• [Study material]:
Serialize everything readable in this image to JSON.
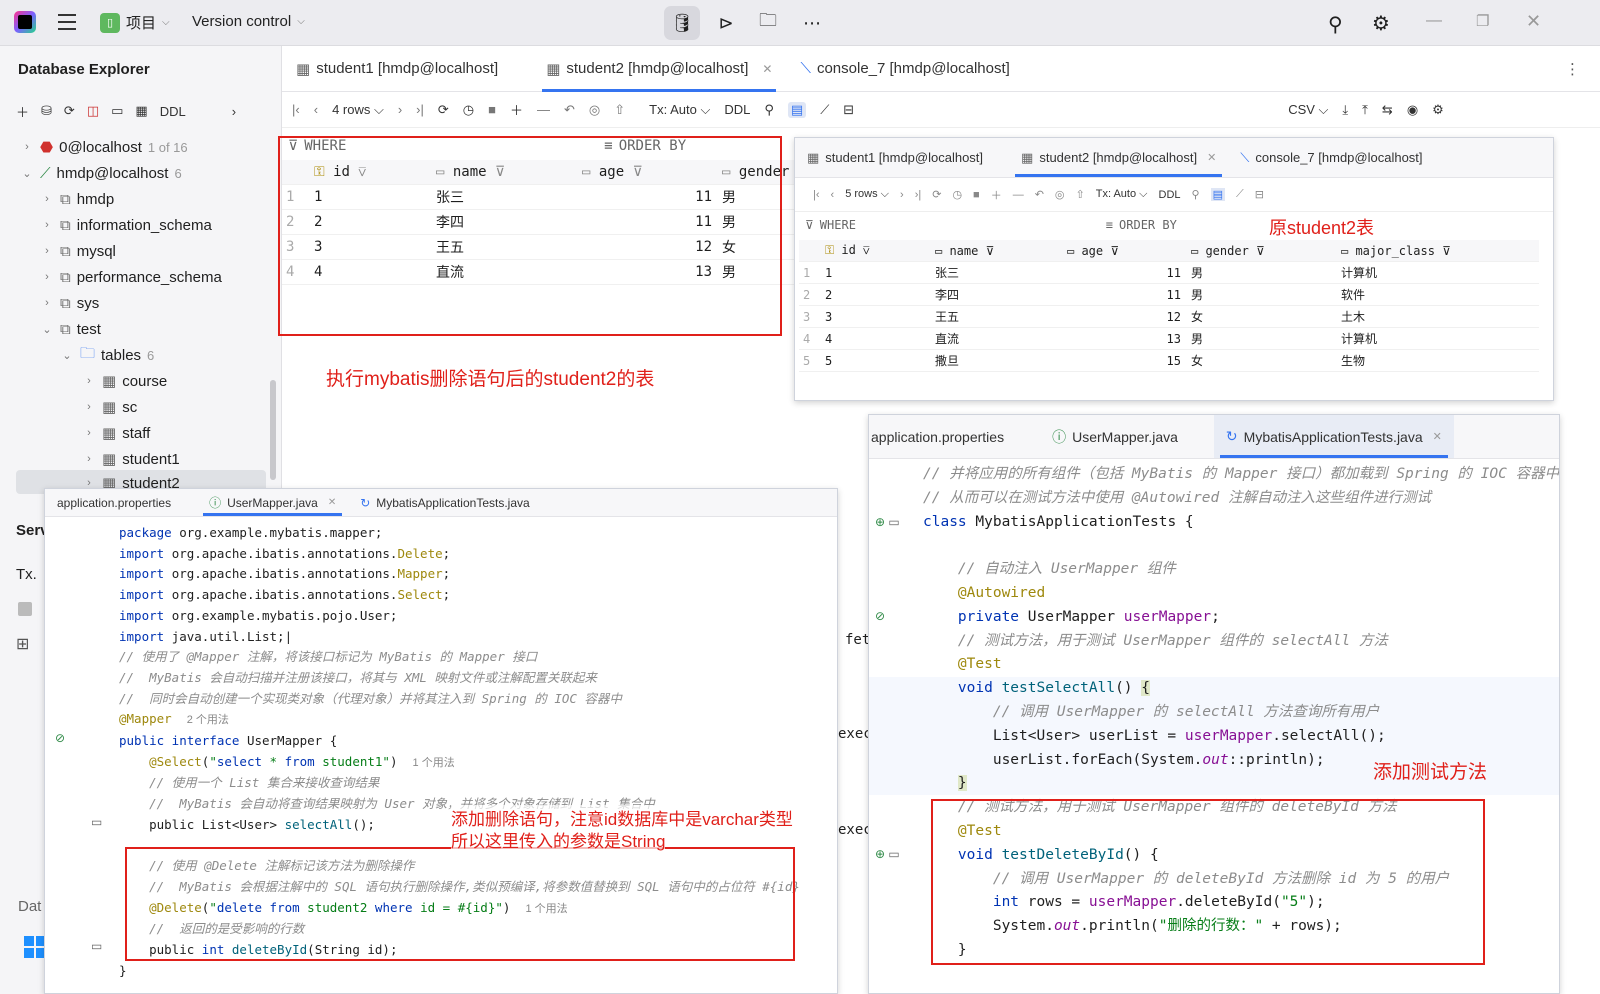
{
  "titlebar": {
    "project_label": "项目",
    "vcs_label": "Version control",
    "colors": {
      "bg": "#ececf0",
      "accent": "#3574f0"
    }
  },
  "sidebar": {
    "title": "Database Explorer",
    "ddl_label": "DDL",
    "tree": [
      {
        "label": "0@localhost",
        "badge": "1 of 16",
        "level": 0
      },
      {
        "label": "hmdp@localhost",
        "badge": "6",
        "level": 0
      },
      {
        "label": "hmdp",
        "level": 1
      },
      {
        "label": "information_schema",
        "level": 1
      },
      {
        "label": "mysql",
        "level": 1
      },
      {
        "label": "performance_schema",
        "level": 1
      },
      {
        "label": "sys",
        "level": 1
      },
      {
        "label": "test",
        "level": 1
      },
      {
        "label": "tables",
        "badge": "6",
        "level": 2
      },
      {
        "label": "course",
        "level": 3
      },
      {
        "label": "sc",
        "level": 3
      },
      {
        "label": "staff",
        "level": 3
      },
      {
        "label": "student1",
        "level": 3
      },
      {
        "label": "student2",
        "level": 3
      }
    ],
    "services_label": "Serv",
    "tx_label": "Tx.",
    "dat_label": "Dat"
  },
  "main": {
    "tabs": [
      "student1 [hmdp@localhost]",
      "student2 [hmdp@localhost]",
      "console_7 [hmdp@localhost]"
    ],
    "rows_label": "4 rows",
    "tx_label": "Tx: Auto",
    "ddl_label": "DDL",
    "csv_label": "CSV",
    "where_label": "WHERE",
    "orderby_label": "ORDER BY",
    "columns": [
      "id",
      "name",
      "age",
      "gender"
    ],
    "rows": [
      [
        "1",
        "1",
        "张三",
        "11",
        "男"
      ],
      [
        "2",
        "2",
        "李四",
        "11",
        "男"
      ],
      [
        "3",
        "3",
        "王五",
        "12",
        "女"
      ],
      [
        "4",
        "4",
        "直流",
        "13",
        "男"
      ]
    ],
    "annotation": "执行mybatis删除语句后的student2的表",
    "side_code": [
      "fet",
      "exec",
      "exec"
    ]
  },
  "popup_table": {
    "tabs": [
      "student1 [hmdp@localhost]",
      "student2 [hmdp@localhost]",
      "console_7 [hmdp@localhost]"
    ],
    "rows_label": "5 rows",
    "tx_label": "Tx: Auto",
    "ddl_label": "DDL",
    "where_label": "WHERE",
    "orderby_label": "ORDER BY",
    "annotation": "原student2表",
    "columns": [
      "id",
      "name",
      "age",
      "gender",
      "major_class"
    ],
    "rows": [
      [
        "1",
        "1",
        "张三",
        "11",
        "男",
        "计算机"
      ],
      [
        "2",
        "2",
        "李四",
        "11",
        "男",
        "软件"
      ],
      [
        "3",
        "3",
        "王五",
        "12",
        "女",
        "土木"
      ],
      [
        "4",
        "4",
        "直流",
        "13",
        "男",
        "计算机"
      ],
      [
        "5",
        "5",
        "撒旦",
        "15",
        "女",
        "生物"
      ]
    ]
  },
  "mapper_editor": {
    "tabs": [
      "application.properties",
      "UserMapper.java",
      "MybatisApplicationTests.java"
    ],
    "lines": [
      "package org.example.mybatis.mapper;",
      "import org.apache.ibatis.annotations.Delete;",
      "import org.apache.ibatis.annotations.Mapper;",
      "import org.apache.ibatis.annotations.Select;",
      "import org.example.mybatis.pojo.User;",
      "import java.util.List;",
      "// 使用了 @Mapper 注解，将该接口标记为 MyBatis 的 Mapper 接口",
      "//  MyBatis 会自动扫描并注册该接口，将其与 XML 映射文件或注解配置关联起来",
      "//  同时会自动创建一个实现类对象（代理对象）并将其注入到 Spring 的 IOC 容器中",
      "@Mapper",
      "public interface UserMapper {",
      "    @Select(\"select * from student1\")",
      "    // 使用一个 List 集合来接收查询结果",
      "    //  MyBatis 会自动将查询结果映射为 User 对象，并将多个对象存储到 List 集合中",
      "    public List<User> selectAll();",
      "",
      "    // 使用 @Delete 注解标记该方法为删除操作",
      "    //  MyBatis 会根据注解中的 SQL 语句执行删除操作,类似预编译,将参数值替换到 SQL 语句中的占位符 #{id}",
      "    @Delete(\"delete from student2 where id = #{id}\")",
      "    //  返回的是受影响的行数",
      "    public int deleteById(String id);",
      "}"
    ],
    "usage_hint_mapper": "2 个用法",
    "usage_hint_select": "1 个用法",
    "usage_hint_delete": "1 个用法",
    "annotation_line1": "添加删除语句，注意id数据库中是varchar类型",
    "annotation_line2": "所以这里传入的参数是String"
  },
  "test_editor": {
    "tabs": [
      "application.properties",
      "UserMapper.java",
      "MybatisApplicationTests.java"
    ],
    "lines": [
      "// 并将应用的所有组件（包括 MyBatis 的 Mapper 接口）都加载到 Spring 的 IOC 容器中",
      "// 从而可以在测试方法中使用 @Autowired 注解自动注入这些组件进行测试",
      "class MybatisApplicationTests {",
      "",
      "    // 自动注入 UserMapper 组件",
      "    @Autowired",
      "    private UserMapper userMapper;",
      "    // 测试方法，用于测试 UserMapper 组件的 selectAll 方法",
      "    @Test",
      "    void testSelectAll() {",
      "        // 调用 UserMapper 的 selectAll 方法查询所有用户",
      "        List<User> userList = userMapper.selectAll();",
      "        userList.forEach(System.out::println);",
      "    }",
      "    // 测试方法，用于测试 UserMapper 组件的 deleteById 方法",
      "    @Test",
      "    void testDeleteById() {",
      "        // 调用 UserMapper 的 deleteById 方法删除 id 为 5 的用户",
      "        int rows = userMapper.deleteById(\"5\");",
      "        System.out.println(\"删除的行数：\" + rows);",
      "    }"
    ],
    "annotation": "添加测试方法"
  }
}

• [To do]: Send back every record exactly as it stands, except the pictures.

• [Answer for the task]:
Serialize everything readable in this image to JSON.
{
  "titlebar": {
    "project_label": "项目",
    "vcs_label": "Version control",
    "colors": {
      "bg": "#ececf0",
      "accent": "#3574f0"
    }
  },
  "sidebar": {
    "title": "Database Explorer",
    "ddl_label": "DDL",
    "tree": [
      {
        "label": "0@localhost",
        "badge": "1 of 16",
        "level": 0
      },
      {
        "label": "hmdp@localhost",
        "badge": "6",
        "level": 0
      },
      {
        "label": "hmdp",
        "level": 1
      },
      {
        "label": "information_schema",
        "level": 1
      },
      {
        "label": "mysql",
        "level": 1
      },
      {
        "label": "performance_schema",
        "level": 1
      },
      {
        "label": "sys",
        "level": 1
      },
      {
        "label": "test",
        "level": 1
      },
      {
        "label": "tables",
        "badge": "6",
        "level": 2
      },
      {
        "label": "course",
        "level": 3
      },
      {
        "label": "sc",
        "level": 3
      },
      {
        "label": "staff",
        "level": 3
      },
      {
        "label": "student1",
        "level": 3
      },
      {
        "label": "student2",
        "level": 3
      }
    ],
    "services_label": "Serv",
    "tx_label": "Tx.",
    "dat_label": "Dat"
  },
  "main": {
    "tabs": [
      "student1 [hmdp@localhost]",
      "student2 [hmdp@localhost]",
      "console_7 [hmdp@localhost]"
    ],
    "rows_label": "4 rows",
    "tx_label": "Tx: Auto",
    "ddl_label": "DDL",
    "csv_label": "CSV",
    "where_label": "WHERE",
    "orderby_label": "ORDER BY",
    "columns": [
      "id",
      "name",
      "age",
      "gender"
    ],
    "rows": [
      [
        "1",
        "1",
        "张三",
        "11",
        "男"
      ],
      [
        "2",
        "2",
        "李四",
        "11",
        "男"
      ],
      [
        "3",
        "3",
        "王五",
        "12",
        "女"
      ],
      [
        "4",
        "4",
        "直流",
        "13",
        "男"
      ]
    ],
    "annotation": "执行mybatis删除语句后的student2的表",
    "side_code": [
      "fet",
      "exec",
      "exec"
    ]
  },
  "popup_table": {
    "tabs": [
      "student1 [hmdp@localhost]",
      "student2 [hmdp@localhost]",
      "console_7 [hmdp@localhost]"
    ],
    "rows_label": "5 rows",
    "tx_label": "Tx: Auto",
    "ddl_label": "DDL",
    "where_label": "WHERE",
    "orderby_label": "ORDER BY",
    "annotation": "原student2表",
    "columns": [
      "id",
      "name",
      "age",
      "gender",
      "major_class"
    ],
    "rows": [
      [
        "1",
        "1",
        "张三",
        "11",
        "男",
        "计算机"
      ],
      [
        "2",
        "2",
        "李四",
        "11",
        "男",
        "软件"
      ],
      [
        "3",
        "3",
        "王五",
        "12",
        "女",
        "土木"
      ],
      [
        "4",
        "4",
        "直流",
        "13",
        "男",
        "计算机"
      ],
      [
        "5",
        "5",
        "撒旦",
        "15",
        "女",
        "生物"
      ]
    ]
  },
  "mapper_editor": {
    "tabs": [
      "application.properties",
      "UserMapper.java",
      "MybatisApplicationTests.java"
    ],
    "lines": [
      "package org.example.mybatis.mapper;",
      "import org.apache.ibatis.annotations.Delete;",
      "import org.apache.ibatis.annotations.Mapper;",
      "import org.apache.ibatis.annotations.Select;",
      "import org.example.mybatis.pojo.User;",
      "import java.util.List;",
      "// 使用了 @Mapper 注解，将该接口标记为 MyBatis 的 Mapper 接口",
      "//  MyBatis 会自动扫描并注册该接口，将其与 XML 映射文件或注解配置关联起来",
      "//  同时会自动创建一个实现类对象（代理对象）并将其注入到 Spring 的 IOC 容器中",
      "@Mapper",
      "public interface UserMapper {",
      "    @Select(\"select * from student1\")",
      "    // 使用一个 List 集合来接收查询结果",
      "    //  MyBatis 会自动将查询结果映射为 User 对象，并将多个对象存储到 List 集合中",
      "    public List<User> selectAll();",
      "",
      "    // 使用 @Delete 注解标记该方法为删除操作",
      "    //  MyBatis 会根据注解中的 SQL 语句执行删除操作,类似预编译,将参数值替换到 SQL 语句中的占位符 #{id}",
      "    @Delete(\"delete from student2 where id = #{id}\")",
      "    //  返回的是受影响的行数",
      "    public int deleteById(String id);",
      "}"
    ],
    "usage_hint_mapper": "2 个用法",
    "usage_hint_select": "1 个用法",
    "usage_hint_delete": "1 个用法",
    "annotation_line1": "添加删除语句，注意id数据库中是varchar类型",
    "annotation_line2": "所以这里传入的参数是String"
  },
  "test_editor": {
    "tabs": [
      "application.properties",
      "UserMapper.java",
      "MybatisApplicationTests.java"
    ],
    "lines": [
      "// 并将应用的所有组件（包括 MyBatis 的 Mapper 接口）都加载到 Spring 的 IOC 容器中",
      "// 从而可以在测试方法中使用 @Autowired 注解自动注入这些组件进行测试",
      "class MybatisApplicationTests {",
      "",
      "    // 自动注入 UserMapper 组件",
      "    @Autowired",
      "    private UserMapper userMapper;",
      "    // 测试方法，用于测试 UserMapper 组件的 selectAll 方法",
      "    @Test",
      "    void testSelectAll() {",
      "        // 调用 UserMapper 的 selectAll 方法查询所有用户",
      "        List<User> userList = userMapper.selectAll();",
      "        userList.forEach(System.out::println);",
      "    }",
      "    // 测试方法，用于测试 UserMapper 组件的 deleteById 方法",
      "    @Test",
      "    void testDeleteById() {",
      "        // 调用 UserMapper 的 deleteById 方法删除 id 为 5 的用户",
      "        int rows = userMapper.deleteById(\"5\");",
      "        System.out.println(\"删除的行数：\" + rows);",
      "    }"
    ],
    "annotation": "添加测试方法"
  }
}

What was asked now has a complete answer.